That change of perspective, from adult fears of invasion to a world of childlike imagination and nighttime bogeymen, is matched in the adjusted visual style. Now there are cameras directly in the action, most of the time at the eye level of a child, making everything more intimate and ultimately spookier because of it. The children’s room, with the phosphorescent fish tank bubbling calmly in the background, is a great set; one of comfort and refuge. When it is invaded the tension rises appropriately. I liked this aspect of the film, giving each room its own emotional identity. The rotating fan, which shows first one side of the house and then the other—between the dining room and the kitchen—sets up a visual game that plays like Where’s Waldo or Hidden Pictures, with the audience trying to take inventory of all new elements (or ones that have magically disappeared) before being routed back to the other frame.
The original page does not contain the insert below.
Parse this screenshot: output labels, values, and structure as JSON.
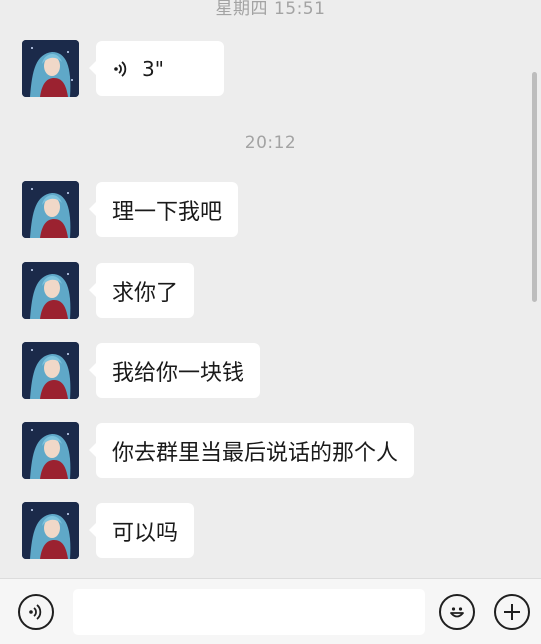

There are two scenes with the camera fan—one involving vanishing kitchen equipment and the other featuring the babysitter and a pesky white sheet—that are perhaps the most exciting scares in the whole franchise. There’s a shivery, good natured jolt to them. The same is true of the Bloody Mary sequence, where Katie and Randy—Dennis’ video bud—play the grade school game in front of a mirror and get more than they bargained for. Sure, there are more visual effects at work here, but they are still treated with subtlety, trading up digital demons for seamless depictions of supernatural/invisible attack.
I enjoyed Paranormal Activity 3 as a kind of haunted funhouse. It involves many false scares in the early going, and then many more legitimate ones—still cheap– as it goes along. The story and the concept are secondary to the boogedy-boo atmosphere that Joost and Schuman have cultivated, and they take delight in the fact they get to play around with the structure of the faux documentary. One of the best things they bring to the table is the ability to share multiple perspective shifts when the camera footage changes. In PA2 we saw more of the house, but no more of the action. Here, we get more traditional cutting between action happening simultaneously, that improves the flow of the picture and brings the creepy earlier and more often. This is about as effective as this sort of thing can be done, and even if I’m not much a fan of this found footage genre, I can attest that the duo wring it for all the suspense they can.
In the end, the story here isn’t very good and it’s been cobbled and cribbed from other sources. The last third, which does an acceptable job of informing the creature’s actions in the previous films, moves towards a more traditional horror flick, and reminded me most of last year’s The Last Exorcism. That film was, until its own wrong-headed twist, a better, more thoughtful and atmospheric ‘found footage’ exercise. It cared about its characters and the situation they found themselves in. Paranormal Activity isn’t that concerned with issues of narrative and character, and uses them to furnish the walls of its spook show. I can accept that, and to an extent, appreciate it. Then again, by the time the kitchen furniture starts betraying gravity, you aren’t likely to be thinking about any of that anyway.